It didn’t take long until a park ranger interfered.
Members of the Acts 2 Worship Center had planned on passing out pre-packaged meals to the homeless at Palm Beach County’s John Prince Park as a way to teach children the true meaning of Thanksgiving. “We brought our kids out here so they could see what it’s really like for people that are struggling,” Acts 2 member Brian Oakes told a reporter.
The park reportedly has an inflating homeless population as a result of the weakened economy. Those who were there at the time really appreciated the hot meal. “We’re grateful you know. They hand out, we meet the guys and stuff. They give us a prayer and everything,” homeless resident Kevin Rudd said.

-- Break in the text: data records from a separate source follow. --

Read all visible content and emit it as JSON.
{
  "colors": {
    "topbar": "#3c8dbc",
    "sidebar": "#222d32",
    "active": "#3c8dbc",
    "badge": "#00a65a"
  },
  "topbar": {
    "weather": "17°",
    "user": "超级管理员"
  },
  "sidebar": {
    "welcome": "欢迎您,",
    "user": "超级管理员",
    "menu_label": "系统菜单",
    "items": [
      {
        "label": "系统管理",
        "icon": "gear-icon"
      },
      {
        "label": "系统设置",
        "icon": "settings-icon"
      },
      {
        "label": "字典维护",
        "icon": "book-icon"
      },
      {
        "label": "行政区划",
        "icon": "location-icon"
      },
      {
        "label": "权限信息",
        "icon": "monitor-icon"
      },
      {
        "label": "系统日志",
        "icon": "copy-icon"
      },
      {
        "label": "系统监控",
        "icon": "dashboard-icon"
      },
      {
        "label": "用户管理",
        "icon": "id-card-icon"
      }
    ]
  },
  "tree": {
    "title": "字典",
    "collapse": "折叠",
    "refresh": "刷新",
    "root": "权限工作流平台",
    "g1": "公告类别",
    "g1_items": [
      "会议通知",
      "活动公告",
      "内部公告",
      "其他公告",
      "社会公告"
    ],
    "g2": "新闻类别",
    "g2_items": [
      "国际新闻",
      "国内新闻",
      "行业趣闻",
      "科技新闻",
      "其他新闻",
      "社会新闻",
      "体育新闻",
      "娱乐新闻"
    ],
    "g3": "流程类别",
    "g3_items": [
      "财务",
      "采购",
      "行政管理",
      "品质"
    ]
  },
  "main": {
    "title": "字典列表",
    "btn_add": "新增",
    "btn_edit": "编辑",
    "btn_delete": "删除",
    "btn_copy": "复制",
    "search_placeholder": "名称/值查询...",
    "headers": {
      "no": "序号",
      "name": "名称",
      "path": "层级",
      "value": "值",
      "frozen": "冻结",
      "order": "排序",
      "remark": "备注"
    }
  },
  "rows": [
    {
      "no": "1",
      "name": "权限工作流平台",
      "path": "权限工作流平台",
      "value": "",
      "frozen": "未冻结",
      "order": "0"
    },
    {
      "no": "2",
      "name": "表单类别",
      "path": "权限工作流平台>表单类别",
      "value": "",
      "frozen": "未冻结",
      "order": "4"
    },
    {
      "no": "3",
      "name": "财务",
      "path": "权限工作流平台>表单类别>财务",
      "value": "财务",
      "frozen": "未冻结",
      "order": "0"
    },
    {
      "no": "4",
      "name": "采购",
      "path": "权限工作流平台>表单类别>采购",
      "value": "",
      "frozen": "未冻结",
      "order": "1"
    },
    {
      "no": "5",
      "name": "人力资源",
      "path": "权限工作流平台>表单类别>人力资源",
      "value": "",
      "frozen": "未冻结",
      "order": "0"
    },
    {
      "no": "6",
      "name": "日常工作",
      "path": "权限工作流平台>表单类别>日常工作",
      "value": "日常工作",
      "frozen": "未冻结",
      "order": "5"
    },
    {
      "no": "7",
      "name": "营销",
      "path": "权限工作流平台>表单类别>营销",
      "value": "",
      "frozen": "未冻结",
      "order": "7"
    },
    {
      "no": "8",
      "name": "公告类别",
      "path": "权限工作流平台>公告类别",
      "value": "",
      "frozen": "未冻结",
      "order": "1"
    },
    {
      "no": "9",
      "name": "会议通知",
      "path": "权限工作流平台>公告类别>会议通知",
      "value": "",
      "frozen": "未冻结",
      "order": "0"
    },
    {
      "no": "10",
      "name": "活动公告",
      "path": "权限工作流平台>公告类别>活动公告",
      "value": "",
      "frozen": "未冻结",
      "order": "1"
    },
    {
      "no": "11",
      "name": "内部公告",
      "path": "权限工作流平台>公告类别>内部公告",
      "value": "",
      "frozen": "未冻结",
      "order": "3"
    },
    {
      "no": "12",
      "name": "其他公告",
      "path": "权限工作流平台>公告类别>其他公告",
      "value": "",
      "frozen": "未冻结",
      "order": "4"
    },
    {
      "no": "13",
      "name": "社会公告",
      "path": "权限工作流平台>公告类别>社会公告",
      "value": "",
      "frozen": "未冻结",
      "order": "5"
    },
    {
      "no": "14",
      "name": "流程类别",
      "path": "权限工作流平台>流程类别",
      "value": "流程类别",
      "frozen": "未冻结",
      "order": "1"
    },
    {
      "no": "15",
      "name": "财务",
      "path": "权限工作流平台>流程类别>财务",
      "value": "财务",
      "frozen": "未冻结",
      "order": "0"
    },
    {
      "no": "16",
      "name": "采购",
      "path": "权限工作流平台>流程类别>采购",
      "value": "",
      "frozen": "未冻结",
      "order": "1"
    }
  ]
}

A park ranger demanded that the group leave the park immediately. It didn’t appear that he knew which specific ordinance he was citing, but a radio call to his supervisors confirmed the offense: Large groups are prohibited from the activity of feeding the homeless in public parks.
CBS 12 reporter, Israel Balderas tracked down the ranger and asked him to clarify the law and explain why large groups can have picnics in the park but not feed homeless people. The reporter asked to speak with the park ranger’s supervisor who said she would meet with him at the park (but didn’t show up) and posed an interesting question: What constitutes an ‘activity’ and what size group is considered ‘large.’
This sounds like another question that we’ll just have to leave to bureaucrats at all levels of government to answer for us.
Luckily, Acts 2 defied the orders and managed to finish feeding everyone before they left. The park ranger would not comment on the matter, saying he was under “strict orders” not to discuss the matter with anyone.
Does your city or community have a similarly burdensome ordinance that you’ve encountered before? Let us know what you think on the comments section below.
Written by Ben Walters